◆ DATA PROVIDED:

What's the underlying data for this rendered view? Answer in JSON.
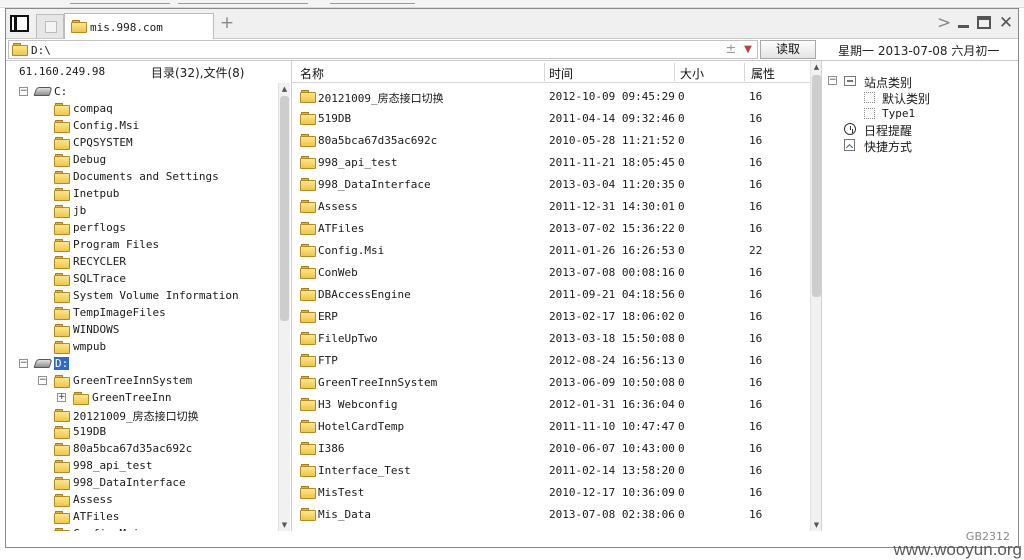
{
  "tabbar": {
    "active_tab": "mis.998.com",
    "add_label": "+",
    "forward_label": ">",
    "close_label": "✕"
  },
  "address": {
    "path": "D:\\",
    "plus_label": "±",
    "dropdown_label": "▼",
    "read_button": "读取",
    "date_text": "星期一  2013-07-08  六月初一"
  },
  "left": {
    "ip": "61.160.249.98",
    "dir_count": "目录(32),文件(8)",
    "tree": [
      {
        "label": "C:",
        "kind": "drive",
        "indent": 0,
        "expander": "⊟"
      },
      {
        "label": "compaq",
        "indent": 1
      },
      {
        "label": "Config.Msi",
        "indent": 1
      },
      {
        "label": "CPQSYSTEM",
        "indent": 1
      },
      {
        "label": "Debug",
        "indent": 1
      },
      {
        "label": "Documents and Settings",
        "indent": 1
      },
      {
        "label": "Inetpub",
        "indent": 1
      },
      {
        "label": "jb",
        "indent": 1
      },
      {
        "label": "perflogs",
        "indent": 1
      },
      {
        "label": "Program Files",
        "indent": 1
      },
      {
        "label": "RECYCLER",
        "indent": 1
      },
      {
        "label": "SQLTrace",
        "indent": 1
      },
      {
        "label": "System Volume Information",
        "indent": 1
      },
      {
        "label": "TempImageFiles",
        "indent": 1
      },
      {
        "label": "WINDOWS",
        "indent": 1
      },
      {
        "label": "wmpub",
        "indent": 1
      },
      {
        "label": "D:",
        "kind": "drive",
        "indent": 0,
        "expander": "⊟",
        "selected": true
      },
      {
        "label": "GreenTreeInnSystem",
        "indent": 1,
        "expander": "⊟"
      },
      {
        "label": "GreenTreeInn",
        "indent": 2,
        "expander": "⊞"
      },
      {
        "label": "20121009_房态接口切换",
        "indent": 1
      },
      {
        "label": "519DB",
        "indent": 1
      },
      {
        "label": "80a5bca67d35ac692c",
        "indent": 1
      },
      {
        "label": "998_api_test",
        "indent": 1
      },
      {
        "label": "998_DataInterface",
        "indent": 1
      },
      {
        "label": "Assess",
        "indent": 1
      },
      {
        "label": "ATFiles",
        "indent": 1
      },
      {
        "label": "Config.Msi",
        "indent": 1
      }
    ]
  },
  "table": {
    "headers": {
      "name": "名称",
      "time": "时间",
      "size": "大小",
      "attr": "属性"
    },
    "rows": [
      {
        "name": "20121009_房态接口切换",
        "time": "2012-10-09 09:45:29",
        "size": "0",
        "attr": "16"
      },
      {
        "name": "519DB",
        "time": "2011-04-14 09:32:46",
        "size": "0",
        "attr": "16"
      },
      {
        "name": "80a5bca67d35ac692c",
        "time": "2010-05-28 11:21:52",
        "size": "0",
        "attr": "16"
      },
      {
        "name": "998_api_test",
        "time": "2011-11-21 18:05:45",
        "size": "0",
        "attr": "16"
      },
      {
        "name": "998_DataInterface",
        "time": "2013-03-04 11:20:35",
        "size": "0",
        "attr": "16"
      },
      {
        "name": "Assess",
        "time": "2011-12-31 14:30:01",
        "size": "0",
        "attr": "16"
      },
      {
        "name": "ATFiles",
        "time": "2013-07-02 15:36:22",
        "size": "0",
        "attr": "16"
      },
      {
        "name": "Config.Msi",
        "time": "2011-01-26 16:26:53",
        "size": "0",
        "attr": "22"
      },
      {
        "name": "ConWeb",
        "time": "2013-07-08 00:08:16",
        "size": "0",
        "attr": "16"
      },
      {
        "name": "DBAccessEngine",
        "time": "2011-09-21 04:18:56",
        "size": "0",
        "attr": "16"
      },
      {
        "name": "ERP",
        "time": "2013-02-17 18:06:02",
        "size": "0",
        "attr": "16"
      },
      {
        "name": "FileUpTwo",
        "time": "2013-03-18 15:50:08",
        "size": "0",
        "attr": "16"
      },
      {
        "name": "FTP",
        "time": "2012-08-24 16:56:13",
        "size": "0",
        "attr": "16"
      },
      {
        "name": "GreenTreeInnSystem",
        "time": "2013-06-09 10:50:08",
        "size": "0",
        "attr": "16"
      },
      {
        "name": "H3 Webconfig",
        "time": "2012-01-31 16:36:04",
        "size": "0",
        "attr": "16"
      },
      {
        "name": "HotelCardTemp",
        "time": "2011-11-10 10:47:47",
        "size": "0",
        "attr": "16"
      },
      {
        "name": "I386",
        "time": "2010-06-07 10:43:00",
        "size": "0",
        "attr": "16"
      },
      {
        "name": "Interface_Test",
        "time": "2011-02-14 13:58:20",
        "size": "0",
        "attr": "16"
      },
      {
        "name": "MisTest",
        "time": "2010-12-17 10:36:09",
        "size": "0",
        "attr": "16"
      },
      {
        "name": "Mis_Data",
        "time": "2013-07-08 02:38:06",
        "size": "0",
        "attr": "16"
      }
    ]
  },
  "right": {
    "category_root": "站点类别",
    "default_category": "默认类别",
    "type1": "Type1",
    "schedule": "日程提醒",
    "shortcuts": "快捷方式"
  },
  "footer": {
    "encoding": "GB2312",
    "watermark": "www.wooyun.org"
  },
  "colors": {
    "selection": "#3169c6",
    "folder": "#f5d46a"
  }
}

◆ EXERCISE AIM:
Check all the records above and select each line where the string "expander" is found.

◆ EXERCISE RESPONSE:
        "expander": "⊟"
        "expander": "⊟",
        "expander": "⊟"
        "expander": "⊞"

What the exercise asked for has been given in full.